The show is introduced as a ‘cornucopia’ of theatre designed to overthrow television, skipping from act to act as if the audience is channel-hopping between channels of live theatre. This provides a facility for an assorted jumble of what we assume to be The Boy’s favourite contemporary variety acts; thus a West End audience finds itself watching a woman dressed as a bee tap-dancing to ‘Flight of the Bumblebee’, and a comedian who catches a cabbage on his spiked helmet flung at him by a home-made catapult at the other end of the stage. The Boy has managed to smuggle dozens of variety acts into the West End under his own name, and has given them a platform that they might never have gained on their own.
Notable acts include The Noise Next Door, who invent a hilarious boy band-style love ballad on the spot for an audience member, as well as Joe Black’s wailing minor-key version of ‘You Are My Sunshine’ accompanied by the accordion.
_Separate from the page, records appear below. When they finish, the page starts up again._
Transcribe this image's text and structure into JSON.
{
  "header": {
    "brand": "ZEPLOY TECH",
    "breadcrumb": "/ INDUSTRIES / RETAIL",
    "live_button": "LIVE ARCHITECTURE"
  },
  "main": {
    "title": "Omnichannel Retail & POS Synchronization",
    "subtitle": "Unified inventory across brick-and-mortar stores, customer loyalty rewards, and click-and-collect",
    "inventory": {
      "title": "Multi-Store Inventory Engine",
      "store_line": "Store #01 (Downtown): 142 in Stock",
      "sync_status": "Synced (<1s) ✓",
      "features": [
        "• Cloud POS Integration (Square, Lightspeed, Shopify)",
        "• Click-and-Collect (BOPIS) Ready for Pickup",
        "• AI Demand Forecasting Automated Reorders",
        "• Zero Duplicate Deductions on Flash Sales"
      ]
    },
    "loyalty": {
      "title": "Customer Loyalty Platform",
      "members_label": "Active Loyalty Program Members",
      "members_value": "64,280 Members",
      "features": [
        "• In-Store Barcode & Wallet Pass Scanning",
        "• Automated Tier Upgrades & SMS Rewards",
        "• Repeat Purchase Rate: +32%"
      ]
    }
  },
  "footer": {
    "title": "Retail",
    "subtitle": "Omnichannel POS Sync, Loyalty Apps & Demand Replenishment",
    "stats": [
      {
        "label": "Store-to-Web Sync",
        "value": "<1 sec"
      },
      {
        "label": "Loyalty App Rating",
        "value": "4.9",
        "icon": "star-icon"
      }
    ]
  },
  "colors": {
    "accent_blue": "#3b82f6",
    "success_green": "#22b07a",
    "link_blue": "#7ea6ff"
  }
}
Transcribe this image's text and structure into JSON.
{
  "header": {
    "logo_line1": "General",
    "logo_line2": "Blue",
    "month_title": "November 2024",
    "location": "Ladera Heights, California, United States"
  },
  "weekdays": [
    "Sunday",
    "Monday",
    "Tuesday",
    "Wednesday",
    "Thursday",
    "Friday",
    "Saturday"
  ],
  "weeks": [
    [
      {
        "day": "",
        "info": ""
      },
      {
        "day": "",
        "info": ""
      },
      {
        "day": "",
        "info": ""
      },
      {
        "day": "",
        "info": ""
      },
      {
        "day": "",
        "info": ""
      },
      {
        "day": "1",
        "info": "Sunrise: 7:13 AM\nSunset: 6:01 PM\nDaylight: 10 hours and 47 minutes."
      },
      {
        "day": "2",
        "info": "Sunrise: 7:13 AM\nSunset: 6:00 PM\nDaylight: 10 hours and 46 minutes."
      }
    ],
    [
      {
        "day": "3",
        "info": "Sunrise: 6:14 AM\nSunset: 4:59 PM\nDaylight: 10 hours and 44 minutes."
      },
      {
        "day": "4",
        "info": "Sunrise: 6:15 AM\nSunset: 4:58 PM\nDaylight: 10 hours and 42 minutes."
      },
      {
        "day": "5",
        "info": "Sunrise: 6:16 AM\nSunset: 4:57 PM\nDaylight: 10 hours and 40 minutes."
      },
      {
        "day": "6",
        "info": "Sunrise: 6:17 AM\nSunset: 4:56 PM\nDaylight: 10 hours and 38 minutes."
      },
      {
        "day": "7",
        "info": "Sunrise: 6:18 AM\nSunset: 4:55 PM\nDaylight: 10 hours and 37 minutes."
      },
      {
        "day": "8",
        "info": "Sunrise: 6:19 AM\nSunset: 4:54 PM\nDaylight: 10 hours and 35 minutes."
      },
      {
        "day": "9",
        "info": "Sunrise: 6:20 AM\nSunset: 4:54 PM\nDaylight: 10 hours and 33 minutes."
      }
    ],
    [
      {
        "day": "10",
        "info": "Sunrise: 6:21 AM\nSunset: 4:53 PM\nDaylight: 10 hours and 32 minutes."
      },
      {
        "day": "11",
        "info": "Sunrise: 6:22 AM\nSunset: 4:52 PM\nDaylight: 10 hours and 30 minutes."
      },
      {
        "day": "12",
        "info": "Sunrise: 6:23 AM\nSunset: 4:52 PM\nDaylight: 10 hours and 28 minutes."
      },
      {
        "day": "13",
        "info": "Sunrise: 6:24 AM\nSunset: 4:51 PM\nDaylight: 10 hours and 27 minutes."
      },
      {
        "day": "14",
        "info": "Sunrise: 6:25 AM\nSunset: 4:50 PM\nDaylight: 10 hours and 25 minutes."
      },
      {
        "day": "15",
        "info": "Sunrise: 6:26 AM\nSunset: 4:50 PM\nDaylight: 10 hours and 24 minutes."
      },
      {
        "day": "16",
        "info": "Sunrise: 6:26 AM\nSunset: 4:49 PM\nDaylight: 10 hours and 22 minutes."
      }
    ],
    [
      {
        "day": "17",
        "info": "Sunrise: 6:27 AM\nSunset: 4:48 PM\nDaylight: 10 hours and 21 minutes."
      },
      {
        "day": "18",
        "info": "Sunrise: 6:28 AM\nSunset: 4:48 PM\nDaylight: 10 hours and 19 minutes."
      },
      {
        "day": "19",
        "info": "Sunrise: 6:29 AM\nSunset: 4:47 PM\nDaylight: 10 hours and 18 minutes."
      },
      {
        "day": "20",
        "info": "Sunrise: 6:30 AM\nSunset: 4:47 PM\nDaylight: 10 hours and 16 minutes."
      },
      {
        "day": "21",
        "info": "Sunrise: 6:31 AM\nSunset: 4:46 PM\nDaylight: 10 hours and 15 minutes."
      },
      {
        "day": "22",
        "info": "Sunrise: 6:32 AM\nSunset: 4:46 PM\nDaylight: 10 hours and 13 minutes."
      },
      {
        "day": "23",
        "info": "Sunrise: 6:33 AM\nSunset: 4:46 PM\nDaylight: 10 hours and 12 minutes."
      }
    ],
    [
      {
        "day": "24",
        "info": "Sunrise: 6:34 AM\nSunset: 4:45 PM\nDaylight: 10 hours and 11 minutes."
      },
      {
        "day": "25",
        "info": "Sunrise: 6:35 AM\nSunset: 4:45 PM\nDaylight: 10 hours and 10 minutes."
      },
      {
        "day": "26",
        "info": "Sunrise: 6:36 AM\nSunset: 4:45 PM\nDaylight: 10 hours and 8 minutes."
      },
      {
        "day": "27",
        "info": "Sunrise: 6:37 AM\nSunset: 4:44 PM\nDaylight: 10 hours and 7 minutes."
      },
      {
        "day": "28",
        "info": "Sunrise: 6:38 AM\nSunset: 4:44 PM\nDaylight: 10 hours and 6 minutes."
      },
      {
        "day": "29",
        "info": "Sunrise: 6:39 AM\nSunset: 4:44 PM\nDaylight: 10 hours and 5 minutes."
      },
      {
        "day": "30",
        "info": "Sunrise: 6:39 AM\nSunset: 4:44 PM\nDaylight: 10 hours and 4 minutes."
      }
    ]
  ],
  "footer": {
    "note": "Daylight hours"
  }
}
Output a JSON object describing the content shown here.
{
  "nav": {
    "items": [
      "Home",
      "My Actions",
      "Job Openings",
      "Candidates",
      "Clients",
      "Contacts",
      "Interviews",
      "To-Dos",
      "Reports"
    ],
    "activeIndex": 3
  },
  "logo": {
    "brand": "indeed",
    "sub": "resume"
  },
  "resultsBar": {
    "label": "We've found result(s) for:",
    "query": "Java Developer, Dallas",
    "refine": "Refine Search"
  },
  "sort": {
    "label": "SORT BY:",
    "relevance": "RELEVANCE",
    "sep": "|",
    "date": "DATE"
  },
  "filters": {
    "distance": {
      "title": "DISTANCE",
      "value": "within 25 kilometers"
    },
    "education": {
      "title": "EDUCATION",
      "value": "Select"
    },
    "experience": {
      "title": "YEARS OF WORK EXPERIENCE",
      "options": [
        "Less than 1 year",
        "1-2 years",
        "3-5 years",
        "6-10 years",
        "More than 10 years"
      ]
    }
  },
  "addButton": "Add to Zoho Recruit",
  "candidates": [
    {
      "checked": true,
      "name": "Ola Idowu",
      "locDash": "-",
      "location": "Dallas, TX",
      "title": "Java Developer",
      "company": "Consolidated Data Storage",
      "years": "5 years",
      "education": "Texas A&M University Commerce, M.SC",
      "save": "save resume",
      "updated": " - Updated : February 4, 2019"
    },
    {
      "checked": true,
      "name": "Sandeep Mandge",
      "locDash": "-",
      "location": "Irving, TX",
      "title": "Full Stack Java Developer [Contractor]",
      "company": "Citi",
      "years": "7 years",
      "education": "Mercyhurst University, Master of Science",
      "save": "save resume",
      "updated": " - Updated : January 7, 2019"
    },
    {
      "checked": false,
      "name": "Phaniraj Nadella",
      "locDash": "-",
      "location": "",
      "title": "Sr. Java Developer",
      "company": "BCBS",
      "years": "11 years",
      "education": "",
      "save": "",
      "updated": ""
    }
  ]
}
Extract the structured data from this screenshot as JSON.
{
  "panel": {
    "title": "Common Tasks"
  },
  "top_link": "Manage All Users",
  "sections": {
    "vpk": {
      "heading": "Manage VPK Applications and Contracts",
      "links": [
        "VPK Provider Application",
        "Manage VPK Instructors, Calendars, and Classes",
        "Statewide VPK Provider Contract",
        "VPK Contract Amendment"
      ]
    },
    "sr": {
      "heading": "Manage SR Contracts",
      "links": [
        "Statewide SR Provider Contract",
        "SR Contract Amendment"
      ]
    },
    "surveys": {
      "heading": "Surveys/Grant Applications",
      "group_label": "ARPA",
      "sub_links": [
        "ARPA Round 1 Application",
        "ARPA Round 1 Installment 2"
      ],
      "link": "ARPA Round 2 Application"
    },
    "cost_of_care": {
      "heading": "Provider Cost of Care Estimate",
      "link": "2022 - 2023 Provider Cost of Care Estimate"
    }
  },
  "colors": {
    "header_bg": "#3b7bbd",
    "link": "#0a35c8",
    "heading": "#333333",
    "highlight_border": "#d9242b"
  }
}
Burlesque queen Lili La Scala sings us ‘I Google You’, deadpan comic John Moloney tickles us with the hypocrisy of the RSPCA, and the Gein’s Family Gift Shop made me absolutely howl with their sketch about a gorilla learning sign language. There are fabulous smeary-faced, coke-sniffing ballerinas, a mind-reader who can’t read minds, and a man doing an impression of a raptor to the Jurassic Park theme music. Because why not? Not to mention a surprise appearance by the legendary magician Paul Daniels.
The choice of venue, though historically apt given the Palace Theatre’s relationship with variety in the early twentieth century, perhaps holds the show back slightly, as performances mostly designed for cabaret clubs and fringe venues seem slightly agoraphobic in the large auditorium. At one point, comedian Terry Alderton’s Gollum-esque alter ego growls “The ones on the bottom [in the stalls] understand, but the ones on the top [pointing to the gallery] don’t”, aptly acknowledging that this kind of theatre needs proximity between performer and audience, and is damaged by the segregating grandeur of a gilded proscenium arch. There were also problems with the tech which badly let down the show, affecting almost every single performer: most unforgivably, some of the comedians were left floundering in excruciating post-punchline limbo, unable to exit until their light had gone to blackout. It also feels as though more could have been done with the ‘television’ design concept, which doesn’t make the most of the well-edited and entertaining snippets of terrible TV from over the years that flash up on a screen in between acts.
The overall effect is that of an Edinburgh Fringe-flavoured Britain’s Got Talent, clips of which are cleverly and self-consciously featured in the video interludes. However, this talent show comes without the smooth-edged squeaky-cleanliness of BGT, instead offering us an exciting peek into the wilder side of theatre from our comfortable plush red seats. After all, variety is the spice of life.
For for more information on The Boy With Tape On His Face and upcoming shows, see The Boy With Tape On His Face website.